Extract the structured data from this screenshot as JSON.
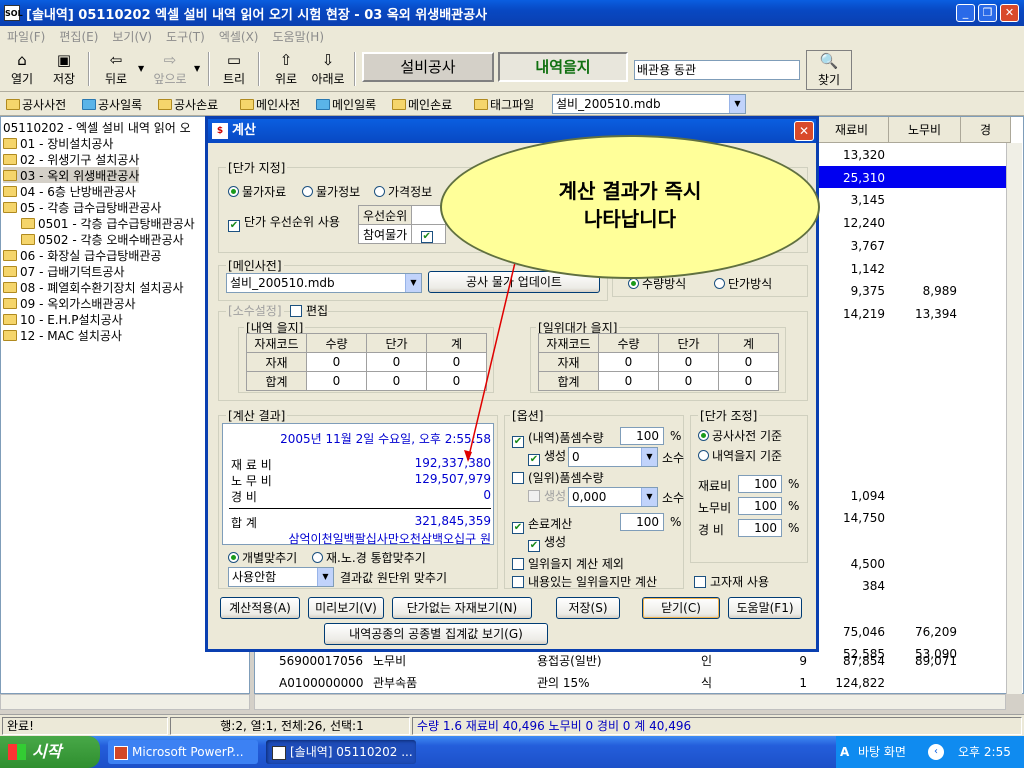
{
  "window": {
    "title": "[솔내역] 05110202 엑셀 설비 내역 읽어 오기 시험 현장 - 03 옥외 위생배관공사",
    "logo": "SOL"
  },
  "menu": [
    "파일(F)",
    "편집(E)",
    "보기(V)",
    "도구(T)",
    "엑셀(X)",
    "도움말(H)"
  ],
  "toolbar": {
    "open": "열기",
    "save": "저장",
    "back": "뒤로",
    "forward": "앞으로",
    "tree": "트리",
    "up": "위로",
    "down": "아래로",
    "tab1": "설비공사",
    "tab2": "내역을지",
    "search_value": "배관용 동관",
    "find": "찾기"
  },
  "subbar": {
    "items": [
      "공사사전",
      "공사일록",
      "공사손료",
      "메인사전",
      "메인일록",
      "메인손료",
      "태그파일"
    ],
    "db_combo": "설비_200510.mdb"
  },
  "tree": {
    "root": "05110202 - 엑셀 설비 내역 읽어 오",
    "items": [
      "01 - 장비설치공사",
      "02 - 위생기구 설치공사",
      "03 - 옥외 위생배관공사",
      "04 - 6층 난방배관공사",
      "05 - 각층 급수급탕배관공사",
      "0501 - 각층 급수급탕배관공사",
      "0502 - 각층 오배수배관공사",
      "06 - 화장실 급수급탕배관공",
      "07 - 급배기덕트공사",
      "08 - 폐열회수환기장치 설치공사",
      "09 - 옥외가스배관공사",
      "10 - E.H.P설치공사",
      "12 - MAC 설치공사"
    ]
  },
  "grid": {
    "headers": [
      "재료비",
      "노무비",
      "경"
    ],
    "rows": [
      [
        "13,320",
        ""
      ],
      [
        "25,310",
        ""
      ],
      [
        "3,145",
        ""
      ],
      [
        "12,240",
        ""
      ],
      [
        "3,767",
        ""
      ],
      [
        "1,142",
        ""
      ],
      [
        "9,375",
        "8,989"
      ],
      [
        "14,219",
        "13,394"
      ],
      [
        "",
        ""
      ],
      [
        "",
        ""
      ],
      [
        "",
        ""
      ],
      [
        "",
        ""
      ],
      [
        "",
        ""
      ],
      [
        "",
        ""
      ],
      [
        "",
        ""
      ],
      [
        "1,094",
        ""
      ],
      [
        "14,750",
        ""
      ],
      [
        "",
        ""
      ],
      [
        "4,500",
        ""
      ],
      [
        "384",
        ""
      ],
      [
        "",
        ""
      ],
      [
        "75,046",
        "76,209"
      ],
      [
        "52,585",
        "53,090"
      ]
    ],
    "bottom_rows": [
      {
        "code": "56900017056",
        "name": "노무비",
        "spec": "용접공(일반)",
        "unit": "인",
        "qty": "9",
        "mat": "87,854",
        "lab": "89,071"
      },
      {
        "code": "A0100000000",
        "name": "관부속품",
        "spec": "관의 15%",
        "unit": "식",
        "qty": "1",
        "mat": "124,822",
        "lab": ""
      }
    ]
  },
  "status": {
    "left": "완료!",
    "pos": "행:2, 열:1, 전체:26, 선택:1",
    "summary": "수량 1.6  재료비 40,496  노무비 0  경비 0  계 40,496"
  },
  "taskbar": {
    "start": "시작",
    "task1": "Microsoft PowerP...",
    "task2": "[솔내역] 05110202 ...",
    "tray_text": "바탕 화면",
    "clock": "오후 2:55"
  },
  "dialog": {
    "title": "계산",
    "price_group": "단가 지정",
    "price_radios": [
      "물가자료",
      "물가정보",
      "가격정보"
    ],
    "priority_check": "단가 우선순위 사용",
    "priority_table": {
      "h": "우선순위",
      "v": "참여물가"
    },
    "main_group": "메인사전",
    "main_combo": "설비_200510.mdb",
    "update_btn": "공사 물가 업데이트",
    "method_radios": [
      "수량방식",
      "단가방식"
    ],
    "decimal_group": "소수설정",
    "edit_check": "편집",
    "left_tbl_group": "내역 을지",
    "right_tbl_group": "일위대가 을지",
    "tbl_headers": [
      "자재코드",
      "수량",
      "단가",
      "계"
    ],
    "tbl_rows": [
      [
        "자재",
        "0",
        "0",
        "0"
      ],
      [
        "합계",
        "0",
        "0",
        "0"
      ]
    ],
    "result_group": "계산 결과",
    "result_date": "2005년 11월 2일 수요일, 오후 2:55:58",
    "result_labels": [
      "재 료 비",
      "노 무 비",
      "경    비",
      "합    계"
    ],
    "result_values": [
      "192,337,380",
      "129,507,979",
      "0",
      "321,845,359"
    ],
    "result_words": "삼억이천일백팔십사만오천삼백오십구 원",
    "round_radios": [
      "개별맞추기",
      "재.노.경 통합맞추기"
    ],
    "round_combo": "사용안함",
    "round_label": "결과값 원단위 맞추기",
    "option_group": "옵션",
    "opt1": "(내역)품셈수량",
    "opt1_val": "100",
    "opt1_pct": "%",
    "opt1_sub": "생성",
    "opt1_combo": "0",
    "opt1_unit": "소수",
    "opt2": "(일위)품셈수량",
    "opt2_sub": "생성",
    "opt2_combo": "0,000",
    "opt2_unit": "소수",
    "opt3": "손료계산",
    "opt3_val": "100",
    "opt3_pct": "%",
    "opt3_sub": "생성",
    "opt4": "일위을지 계산 제외",
    "opt5": "내용있는 일위을지만 계산",
    "adjust_group": "단가 조정",
    "adjust_radios": [
      "공사사전 기준",
      "내역을지 기준"
    ],
    "adjust_labels": [
      "재료비",
      "노무비",
      "경   비"
    ],
    "adjust_vals": [
      "100",
      "100",
      "100"
    ],
    "pct": "%",
    "scrap_check": "고자재 사용",
    "buttons": [
      "계산적용(A)",
      "미리보기(V)",
      "단가없는 자재보기(N)",
      "저장(S)",
      "닫기(C)",
      "도움말(F1)"
    ],
    "bottom_btn": "내역공종의 공종별 집계값 보기(G)"
  },
  "callout": {
    "line1": "계산 결과가 즉시",
    "line2": "나타납니다"
  }
}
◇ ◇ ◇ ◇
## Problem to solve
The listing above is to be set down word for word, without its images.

## Response to the task
Extract the structured data from this screenshot as JSON.
{
  "window": {
    "title": "[솔내역] 05110202 엑셀 설비 내역 읽어 오기 시험 현장 - 03 옥외 위생배관공사",
    "logo": "SOL"
  },
  "menu": [
    "파일(F)",
    "편집(E)",
    "보기(V)",
    "도구(T)",
    "엑셀(X)",
    "도움말(H)"
  ],
  "toolbar": {
    "open": "열기",
    "save": "저장",
    "back": "뒤로",
    "forward": "앞으로",
    "tree": "트리",
    "up": "위로",
    "down": "아래로",
    "tab1": "설비공사",
    "tab2": "내역을지",
    "search_value": "배관용 동관",
    "find": "찾기"
  },
  "subbar": {
    "items": [
      "공사사전",
      "공사일록",
      "공사손료",
      "메인사전",
      "메인일록",
      "메인손료",
      "태그파일"
    ],
    "db_combo": "설비_200510.mdb"
  },
  "tree": {
    "root": "05110202 - 엑셀 설비 내역 읽어 오",
    "items": [
      "01 - 장비설치공사",
      "02 - 위생기구 설치공사",
      "03 - 옥외 위생배관공사",
      "04 - 6층 난방배관공사",
      "05 - 각층 급수급탕배관공사",
      "0501 - 각층 급수급탕배관공사",
      "0502 - 각층 오배수배관공사",
      "06 - 화장실 급수급탕배관공",
      "07 - 급배기덕트공사",
      "08 - 폐열회수환기장치 설치공사",
      "09 - 옥외가스배관공사",
      "10 - E.H.P설치공사",
      "12 - MAC 설치공사"
    ]
  },
  "grid": {
    "headers": [
      "재료비",
      "노무비",
      "경"
    ],
    "rows": [
      [
        "13,320",
        ""
      ],
      [
        "25,310",
        ""
      ],
      [
        "3,145",
        ""
      ],
      [
        "12,240",
        ""
      ],
      [
        "3,767",
        ""
      ],
      [
        "1,142",
        ""
      ],
      [
        "9,375",
        "8,989"
      ],
      [
        "14,219",
        "13,394"
      ],
      [
        "",
        ""
      ],
      [
        "",
        ""
      ],
      [
        "",
        ""
      ],
      [
        "",
        ""
      ],
      [
        "",
        ""
      ],
      [
        "",
        ""
      ],
      [
        "",
        ""
      ],
      [
        "1,094",
        ""
      ],
      [
        "14,750",
        ""
      ],
      [
        "",
        ""
      ],
      [
        "4,500",
        ""
      ],
      [
        "384",
        ""
      ],
      [
        "",
        ""
      ],
      [
        "75,046",
        "76,209"
      ],
      [
        "52,585",
        "53,090"
      ]
    ],
    "bottom_rows": [
      {
        "code": "56900017056",
        "name": "노무비",
        "spec": "용접공(일반)",
        "unit": "인",
        "qty": "9",
        "mat": "87,854",
        "lab": "89,071"
      },
      {
        "code": "A0100000000",
        "name": "관부속품",
        "spec": "관의 15%",
        "unit": "식",
        "qty": "1",
        "mat": "124,822",
        "lab": ""
      }
    ]
  },
  "status": {
    "left": "완료!",
    "pos": "행:2, 열:1, 전체:26, 선택:1",
    "summary": "수량 1.6  재료비 40,496  노무비 0  경비 0  계 40,496"
  },
  "taskbar": {
    "start": "시작",
    "task1": "Microsoft PowerP...",
    "task2": "[솔내역] 05110202 ...",
    "tray_text": "바탕 화면",
    "clock": "오후 2:55"
  },
  "dialog": {
    "title": "계산",
    "price_group": "단가 지정",
    "price_radios": [
      "물가자료",
      "물가정보",
      "가격정보"
    ],
    "priority_check": "단가 우선순위 사용",
    "priority_table": {
      "h": "우선순위",
      "v": "참여물가"
    },
    "main_group": "메인사전",
    "main_combo": "설비_200510.mdb",
    "update_btn": "공사 물가 업데이트",
    "method_radios": [
      "수량방식",
      "단가방식"
    ],
    "decimal_group": "소수설정",
    "edit_check": "편집",
    "left_tbl_group": "내역 을지",
    "right_tbl_group": "일위대가 을지",
    "tbl_headers": [
      "자재코드",
      "수량",
      "단가",
      "계"
    ],
    "tbl_rows": [
      [
        "자재",
        "0",
        "0",
        "0"
      ],
      [
        "합계",
        "0",
        "0",
        "0"
      ]
    ],
    "result_group": "계산 결과",
    "result_date": "2005년 11월 2일 수요일, 오후 2:55:58",
    "result_labels": [
      "재 료 비",
      "노 무 비",
      "경    비",
      "합    계"
    ],
    "result_values": [
      "192,337,380",
      "129,507,979",
      "0",
      "321,845,359"
    ],
    "result_words": "삼억이천일백팔십사만오천삼백오십구 원",
    "round_radios": [
      "개별맞추기",
      "재.노.경 통합맞추기"
    ],
    "round_combo": "사용안함",
    "round_label": "결과값 원단위 맞추기",
    "option_group": "옵션",
    "opt1": "(내역)품셈수량",
    "opt1_val": "100",
    "opt1_pct": "%",
    "opt1_sub": "생성",
    "opt1_combo": "0",
    "opt1_unit": "소수",
    "opt2": "(일위)품셈수량",
    "opt2_sub": "생성",
    "opt2_combo": "0,000",
    "opt2_unit": "소수",
    "opt3": "손료계산",
    "opt3_val": "100",
    "opt3_pct": "%",
    "opt3_sub": "생성",
    "opt4": "일위을지 계산 제외",
    "opt5": "내용있는 일위을지만 계산",
    "adjust_group": "단가 조정",
    "adjust_radios": [
      "공사사전 기준",
      "내역을지 기준"
    ],
    "adjust_labels": [
      "재료비",
      "노무비",
      "경   비"
    ],
    "adjust_vals": [
      "100",
      "100",
      "100"
    ],
    "pct": "%",
    "scrap_check": "고자재 사용",
    "buttons": [
      "계산적용(A)",
      "미리보기(V)",
      "단가없는 자재보기(N)",
      "저장(S)",
      "닫기(C)",
      "도움말(F1)"
    ],
    "bottom_btn": "내역공종의 공종별 집계값 보기(G)"
  },
  "callout": {
    "line1": "계산 결과가 즉시",
    "line2": "나타납니다"
  }
}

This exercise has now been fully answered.